Kate Biel's 'Barbella' Is the Femme-Powerment Handshake NYC and LA Need

Kate Biel's 'Barbella' Is the Femme-Powerment Handshake NYC and LA Need

New Yorkers have always appreciated a double take; to be appraised by onlookers on a morning commute is one of the highest silent compliments a person here can ask for. We’ve all felt the endorphins of turning a head and knowing that today we successfully walked the line between unquestionable gorgeousness and astonishing strangeness.

When admiring others pushing the boundaries between the beautiful and the ugly, we’ve all vowed to be less conventional ourselves and step further outside the box that mainstream culture confines us inside. For the people-watchers of New York, a new exhibition of beautifully confounding women is up on display, brought to you through the lens of rising Los Angelean photographer Kate Biel.

Barbella, Biel’s first solo exhibition, is a compilation of her musings on female bodybuilders over the last four years, which first caught her interest during a period of creative drought. In 2019, a friend of Biel’s mentioned her mom was a bodybuilder, and, after bridging the distance between Arizona and LA to shoot together, Biel's relationship with the female bodybuilding community was forged. At a time when Biel was struggling with the destructive effects of heartbreak, photographing these formidable women became a vital source of inspiration and empowerment for her. Rather than shrinking away from taking up space, as many women are compelled to do, her subjects reveled in the presumption of being “worshipped.” Biel notes: “Not a single one of them appeared to lack confidence... I see them as a physical encapsulation of self love.

Inside the exhibit, the minimalist, coolly lit curation allows the images to speak for themselves. The collection of photographs shows bodybuilders poised against the familiar but unnerving backdrop of classic American suburbia. Their painted faces feign taunting or triumphant expressions, depending on how you see them, pushing forward the idea of mythologized strength in a real setting.

“The suburban environments make it feel more normalized,” Biel tells PAPER. “If I photographed these subjects in the wilderness it would suggest they belong on the outskirts. Carl Jung described how the symbolism of homes in our dreams serves as insight to what we are feeling subconsciously; they can be a source of both comfort and anxiety.”

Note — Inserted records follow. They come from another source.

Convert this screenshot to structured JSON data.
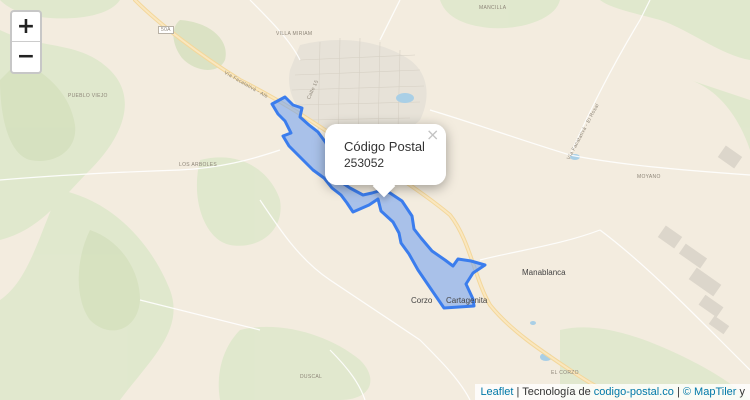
{
  "zoom": {
    "in_label": "+",
    "out_label": "−"
  },
  "popup": {
    "title": "Código Postal",
    "code": "253052",
    "close_label": "×"
  },
  "attribution": {
    "leaflet": "Leaflet",
    "sep1": " | Tecnología de ",
    "site": "codigo-postal.co",
    "sep2": " | ",
    "copyright": "© MapTiler",
    "tail": " y"
  },
  "map_labels": {
    "villa_miriam": "VILLA MIRIAM",
    "mancilla": "MANCILLA",
    "pueblo_viejo": "PUEBLO VIEJO",
    "los_arboles": "LOS ARBOLES",
    "moyano": "MOYANO",
    "duscal": "DUSCAL",
    "el_corzo": "EL CORZO",
    "road_50a": "50A",
    "calle_15": "Calle 15",
    "via_facatativa": "Vía Facatativá - Alb",
    "via_facatativa_el_rosal": "Vía Facatativá - El Rosal"
  },
  "towns": {
    "manablanca": "Manablanca",
    "corzo": "Corzo",
    "cartagenita": "Cartagenita"
  },
  "colors": {
    "polygon_fill": "#6b9ef0",
    "polygon_stroke": "#3b7ded",
    "link": "#0078a8"
  }
}
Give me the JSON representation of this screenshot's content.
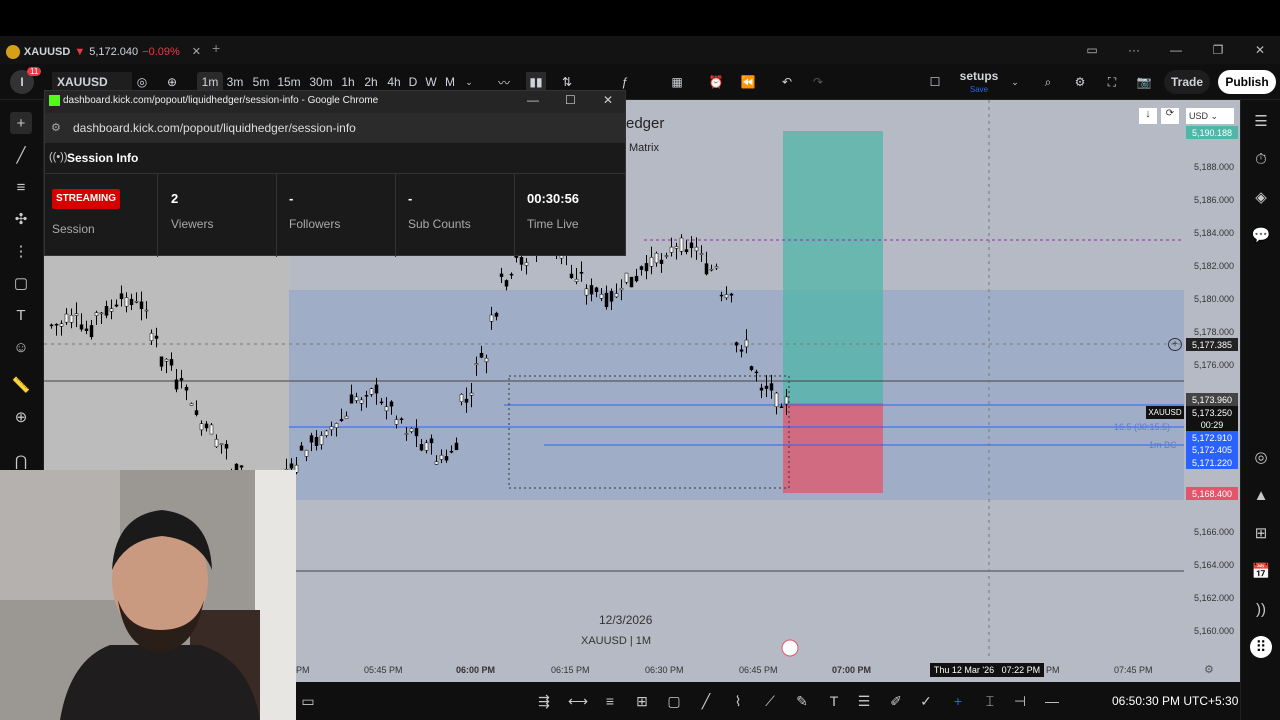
{
  "tab": {
    "symbol": "XAUUSD",
    "arrow": "▼",
    "price": "5,172.040",
    "change": "−0.09%"
  },
  "toolbar": {
    "notifications": "11",
    "symbol": "XAUUSD",
    "intervals": [
      "1m",
      "3m",
      "5m",
      "15m",
      "30m",
      "1h",
      "2h",
      "4h",
      "D",
      "W",
      "M"
    ],
    "active_interval": "1m",
    "layout_name": "setups",
    "layout_status": "Save",
    "trade_label": "Trade",
    "publish_label": "Publish"
  },
  "popup": {
    "window_title": "dashboard.kick.com/popout/liquidhedger/session-info - Google Chrome",
    "url": "dashboard.kick.com/popout/liquidhedger/session-info",
    "header": "Session Info",
    "badge": "STREAMING",
    "session_label": "Session",
    "stats": [
      {
        "value": "2",
        "label": "Viewers"
      },
      {
        "value": "-",
        "label": "Followers"
      },
      {
        "value": "-",
        "label": "Sub Counts"
      },
      {
        "value": "00:30:56",
        "label": "Time Live"
      }
    ]
  },
  "chart": {
    "title_fragment": "edger",
    "subtitle_fragment": "Matrix",
    "watermark_date": "12/3/2026",
    "watermark_symbol": "XAUUSD | 1M",
    "currency": "USD",
    "price_labels": [
      "5,188.000",
      "5,186.000",
      "5,184.000",
      "5,182.000",
      "5,180.000",
      "5,178.000",
      "5,176.000",
      "5,166.000",
      "5,164.000",
      "5,162.000",
      "5,160.000"
    ],
    "top_tag": "5,190.188",
    "crosshair_price": "5,177.385",
    "tag_upper": "5,173.960",
    "symbol_tag": "XAUUSD",
    "last_price": "5,173.250",
    "countdown": "00:29",
    "blue_tags": [
      "5,172.910",
      "5,172.405",
      "5,171.220"
    ],
    "stop_tag": "5,168.400",
    "line_label_1": "16.5 (30:15.5)",
    "line_label_2": "1m BC",
    "time_labels": [
      "PM",
      "05:45 PM",
      "06:00 PM",
      "06:15 PM",
      "06:30 PM",
      "06:45 PM",
      "07:00 PM",
      "PM",
      "07:45 PM"
    ],
    "crosshair_time": "Thu 12 Mar '26   07:22 PM",
    "clock": "06:50:30 PM UTC+5:30",
    "colors": {
      "profit": "#4fb6a8",
      "loss": "#e2556b",
      "accent": "#2962ff"
    }
  }
}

Biel explains that the makeup for the shoot was inspired by war paint and masks worn by luchadores for their wrestling matches in Mexico. “This is male pageantry, a means of intimidation, to give their opponent the idea that they could channel otherworldly powers,” she says. “I chose the aesthetic to encourage the subject to access this power in front of the camera.”

This reconfiguration of standards, self-image and power structures is a challenge Biel has resolved to accelerate through her work in the media: "Just as we’ve been taught to look to the media for answers, we also look to it for approval. I think the media that exists has to be dismantled and rebuilt to have less influence on our self worth.”

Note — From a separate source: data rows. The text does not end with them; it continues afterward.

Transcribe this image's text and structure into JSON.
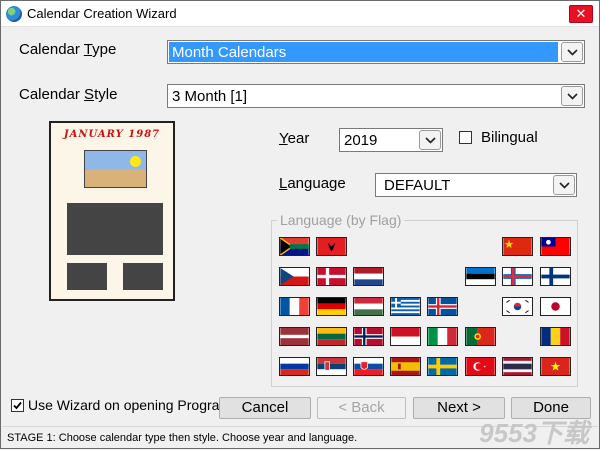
{
  "window": {
    "title": "Calendar Creation Wizard",
    "close": "✕"
  },
  "calendar_type": {
    "label_pre": "Calendar ",
    "label_key": "T",
    "label_post": "ype",
    "value": "Month Calendars"
  },
  "calendar_style": {
    "label_pre": "Calendar ",
    "label_key": "S",
    "label_post": "tyle",
    "value": "3 Month [1]"
  },
  "year": {
    "label_key": "Y",
    "label_post": "ear",
    "value": "2019"
  },
  "bilingual": {
    "label": "Bilingual",
    "checked": false
  },
  "language": {
    "label_key": "L",
    "label_post": "anguage",
    "value": "DEFAULT"
  },
  "flag_group": {
    "label": "Language (by Flag)"
  },
  "preview": {
    "title": "JANUARY 1987"
  },
  "wizard_checkbox": {
    "label": "Use Wizard on opening Program",
    "checked": true
  },
  "buttons": {
    "cancel": "Cancel",
    "back": "< Back",
    "next": "Next >",
    "done": "Done"
  },
  "status": "STAGE 1: Choose calendar type then style. Choose year and language.",
  "watermark": "9553下载",
  "flags": [
    "south-africa",
    "albania",
    "china",
    "taiwan",
    "czech",
    "denmark",
    "netherlands",
    "estonia",
    "faroe",
    "finland",
    "france",
    "germany",
    "hungary",
    "greece",
    "iceland",
    "korea",
    "japan",
    "latvia",
    "lithuania",
    "norway",
    "indonesia",
    "italy",
    "portugal",
    "romania",
    "russia",
    "serbia",
    "slovakia",
    "spain",
    "sweden",
    "turkey",
    "thailand",
    "vietnam"
  ]
}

It’s true that feminine beauty standards have always been in flux, and the male-dominated media, which dictates the ways in which female bodies are deemed acceptable and beautiful, plays a huge role in this. Nestled atop this complex history, Biel’s mission as an artist is to present to viewers the infinite possibilities of feminine range and to demonstrate their power of attraction.

“I’ve always sought after some kind of 'ugliness' in my work. When I say ugliness I don’t mean unattractive or revolting but instead mean the opposite of beauty,” Biel says. “I aim to explore the common ground shared among women and monsters and the humanity found in between. They are outcasts and alienated in their otherness, the way their bodies transgress and fluctuate is equivalent to body horror, and ultimately they are threats to power. Their very existence is an explosive disregard of the standards for harmony and order.”

Biel notes that some men have approached her asking if the women in the series are transgender or in drag. “It doesn’t really matter whether they are or aren’t,” she says, “but the fact that the strength of their bodies require investigation on their sex frankly feels harmful and all the more necessary to normalize.”

If you’ve ever wondered about the incredible possibilities of feminine beauty, Biel invites you to tickle your mind with this new context, delivered with love from the female gaze.

Barbella will be exhibiting at Blade Study in New York City until March 26.

Photos courtesy of Kate Biel